TASK INSTRUCTIONS: State how many lines of the data below hold the string "icon", giving nothing but the number.

Web page and app entries
[Start of Attachment]

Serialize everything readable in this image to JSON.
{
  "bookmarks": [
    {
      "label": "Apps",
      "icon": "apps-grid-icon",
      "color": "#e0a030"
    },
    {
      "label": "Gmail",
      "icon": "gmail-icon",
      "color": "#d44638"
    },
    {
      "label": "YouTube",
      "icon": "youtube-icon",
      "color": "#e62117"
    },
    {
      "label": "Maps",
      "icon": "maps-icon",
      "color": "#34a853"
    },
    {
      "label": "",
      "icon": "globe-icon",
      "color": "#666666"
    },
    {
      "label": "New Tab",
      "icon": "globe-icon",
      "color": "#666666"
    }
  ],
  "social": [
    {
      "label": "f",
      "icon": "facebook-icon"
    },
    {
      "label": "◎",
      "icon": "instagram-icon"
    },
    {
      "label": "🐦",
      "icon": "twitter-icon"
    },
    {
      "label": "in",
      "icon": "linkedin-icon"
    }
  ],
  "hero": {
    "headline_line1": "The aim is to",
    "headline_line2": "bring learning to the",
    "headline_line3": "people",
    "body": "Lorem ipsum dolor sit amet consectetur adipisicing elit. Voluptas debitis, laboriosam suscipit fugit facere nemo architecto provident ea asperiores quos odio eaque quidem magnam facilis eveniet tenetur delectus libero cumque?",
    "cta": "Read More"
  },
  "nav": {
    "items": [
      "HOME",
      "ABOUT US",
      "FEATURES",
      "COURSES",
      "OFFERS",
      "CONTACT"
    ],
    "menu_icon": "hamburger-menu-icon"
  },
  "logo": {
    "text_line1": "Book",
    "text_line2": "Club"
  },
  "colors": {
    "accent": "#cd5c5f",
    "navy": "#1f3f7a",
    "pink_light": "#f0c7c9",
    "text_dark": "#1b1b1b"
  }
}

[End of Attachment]

ANSWER TO THE EXERCISE: 11